The much-discussed showdown between Mayweather and Pacquiao has been the subject of boxing analysis consistently over the last three years. Ever since Mayweather returned from his self-imposed 21-month sabbatical (in 2009) claiming that he wanted to prove that he was the sport’s biggest star, the prospect of him and Pacquiao agreeing to a bout has had fans salivating.
Unfortunately, between red herring performance-enhancing drug (PED) battles and equally ludicrous arguments about potential purse splits, all of the talk we’ve heard up to this point has just led to more of the same – talk.
During a recent interview with Lance Pugmire of the Los Angeles Times, Mayweather acknowledged that he didn’t foresee taking on Pacquiao after his bout versus Miguel Cotto this May.
"No, I don't think it's going to happen," Mayweather said. "It's because of [Pacquiao promoter] Bob Arum. It's not my fault."
Of course it’s not Mayweather’s fault.
Back at the beginning of 2012, things actually looked relatively sunny in terms of getting this match put together. The only stumbling block that anyone could see was how the financial breakdown would turn out. But seeing as Pacquiao had once agreed to give his counterpart the lion’s share of the purse if this fight ever happened, even that seemed like it wouldn’t be a huge hurdle.

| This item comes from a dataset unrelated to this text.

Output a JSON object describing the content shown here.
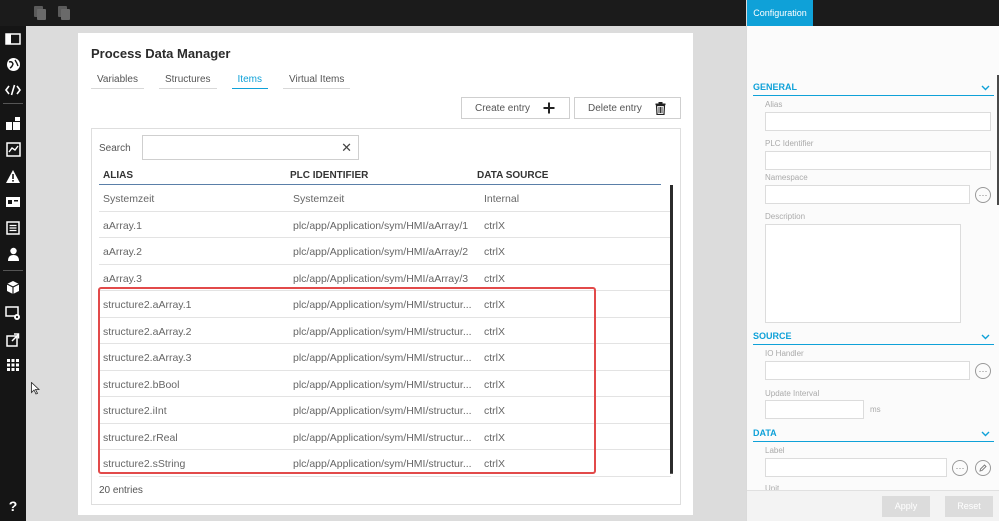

Of course, it did end up being a huge hurdle.
Pacquiao demanded a 50-50 split. Mayweather refused to give him anything more than $40 million guaranteed. And then negotiations broke up for good. There were murmurs over the last few months that these two would come to their senses and agree to an end-of-the-year fight but, apparently, that’s now off the table too.
So where do we stand now? Basically, best case scenario, we’ll get a Mayweather versus Pacquiao showdown in 2013 when Mayweather is 36 and Pacquiao is 34. Seeing as both guys rely heavily on speed in their matches and speed is the first thing to go, they’re both essentially aging in dog years right before our very eyes.
At what point does the public simply stop demanding that this fight happen?